In July of last year, nine women were transported between detention facilities in a hot, windowless van without adequate food and water, the American Civil Liberties Union of Northern California claimed in a lawsuit filed Tuesday.
The suit demands the release of information about U.S. Immigration and Customs Enforcement and its contract with G4S Secure Solutions, the company providing transportation services for detainees, according to the ACLU.
The ACLU said the nine women spent more than 24 hours being moved from the West County Detention Facility in Richmond to Mesa Verde ICE Processing Center in Bakersfield during last year's summer month.
One of the detainees, 38-year-old mother of three Floricel Liborio Ramos, recounted the trip in a blog post to the ACLU: "Sitting chained up in the back of a hot van last summer, I mentally prepared to die."
Ramos wrote that she and several other women were taken from Richmond to the ICE office in San Francisco where they waited for several hours in a cold room with metal benches.

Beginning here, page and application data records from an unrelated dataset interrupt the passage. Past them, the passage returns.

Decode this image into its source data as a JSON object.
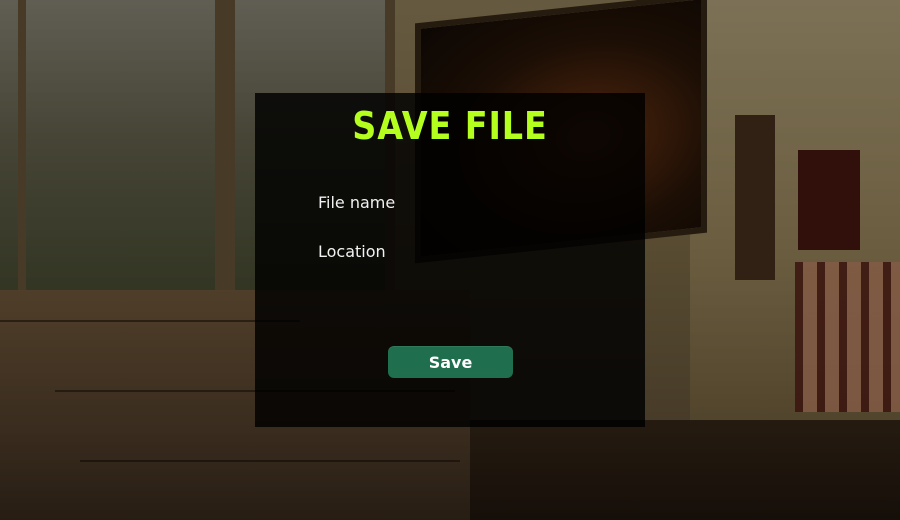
{
  "dialog": {
    "title": "SAVE FILE",
    "title_color": "#b5ff1e",
    "fields": [
      {
        "label": "File name",
        "value": "",
        "placeholder": ""
      },
      {
        "label": "Location",
        "value": "",
        "placeholder": ""
      }
    ],
    "save_label": "Save",
    "save_color": "#1f6e4e"
  }
}
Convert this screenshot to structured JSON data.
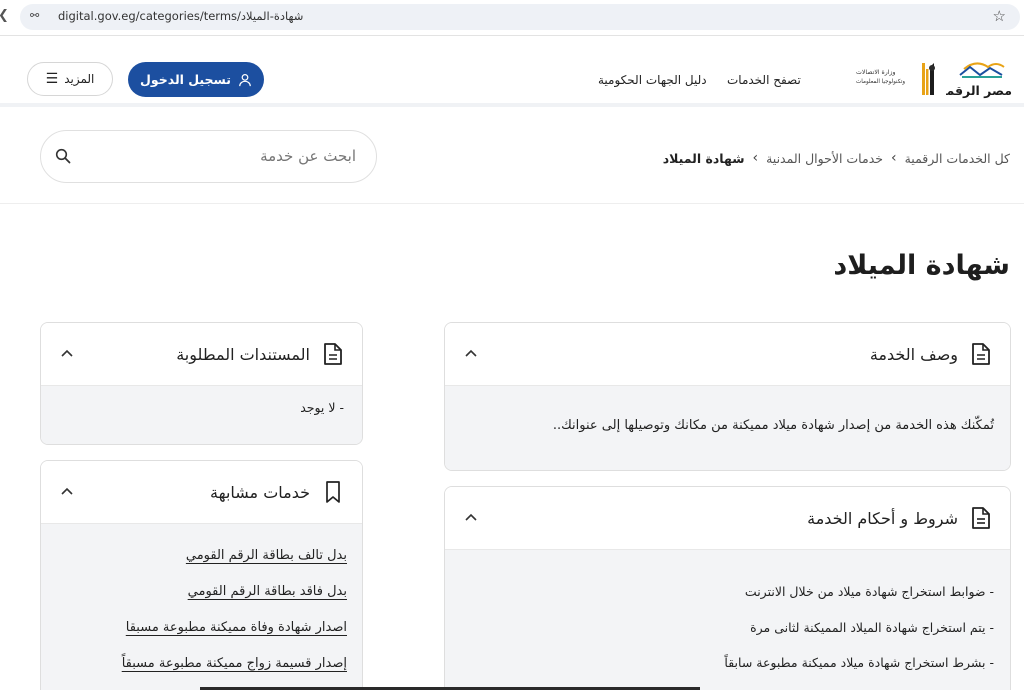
{
  "browser": {
    "url": "digital.gov.eg/categories/terms/شهادة-الميلاد"
  },
  "header": {
    "more_label": "المزيد",
    "login_label": "تسجيل الدخول",
    "nav": {
      "browse_services": "تصفح الخدمات",
      "gov_directory": "دليل الجهات الحكومية"
    },
    "logo_misr_text": "مصر الرقمية",
    "logo_ministry_text": "وزارة الاتصالات وتكنولوجيا المعلومات"
  },
  "breadcrumb": {
    "items": [
      "كل الخدمات الرقمية",
      "خدمات الأحوال المدنية"
    ],
    "current": "شهادة الميلاد"
  },
  "search": {
    "placeholder": "ابحث عن خدمة"
  },
  "page": {
    "title": "شهادة الميلاد"
  },
  "description_card": {
    "title": "وصف الخدمة",
    "text": "تُمكّنك هذه الخدمة من إصدار شهادة ميلاد مميكنة من مكانك وتوصيلها إلى عنوانك.."
  },
  "terms_card": {
    "title": "شروط و أحكام الخدمة",
    "items": [
      "- ضوابط استخراج شهادة ميلاد من خلال الانترنت",
      "- يتم استخراج شهادة الميلاد المميكنة لثانى مرة",
      "- بشرط استخراج شهادة ميلاد مميكنة مطبوعة سابقاً"
    ]
  },
  "documents_card": {
    "title": "المستندات المطلوبة",
    "text": "- لا يوجد"
  },
  "related_card": {
    "title": "خدمات مشابهة",
    "links": [
      "بدل تالف بطاقة الرقم القومي",
      "بدل فاقد بطاقة الرقم القومي",
      "اصدار شهادة وفاة مميكنة مطبوعة مسبقا",
      "إصدار قسيمة زواج مميكنة مطبوعة مسبقاً"
    ]
  },
  "colors": {
    "primary": "#1c4fa0",
    "card_body": "#f3f4f6",
    "border": "#dedede"
  },
  "icons": [
    "back-arrow-icon",
    "site-settings-icon",
    "bookmark-star-icon",
    "hamburger-menu-icon",
    "user-icon",
    "search-icon",
    "document-icon",
    "bookmark-icon",
    "chevron-up-icon",
    "chevron-left-icon"
  ]
}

She said the women were later transported to Gilroy. Two white vans with no windows that "looked like they were used for animals" awaited them, one for men and one for women.
“These women were treated like cargo, with no regard for their health, safety, or human rights,” said Vasudha Talla, a staff attorney with the ACLU Foundation of Northern California. “The federal government must abide by the U.S. Constitution, which guarantees basic rights to everyone in this country.”
A spokesperson for ICE in the Northern California Region, Richard Rocha, told NBC Bay Area that ICE doesn't comment on pending litigation.
"ICE provides safe and humane for (sic) conditions for allindividuals (sic) in our custody and adheres to rigorous national standards regarding the transfer of detainees," Rocha said in a statement.
G4S Secure Solutions did not respond to a request for comment by the time of publication.
The ACLU suit comes on the same day Contra Costa County Sheriff's Department announced that it's ending its contract with ICE to house immigrant detainees at the same Richmond facility.
ICE pays Contra Costa County $6 million a year to jail up to 200 people a day believed to be living in the United States illegally, according to the county's sheriff.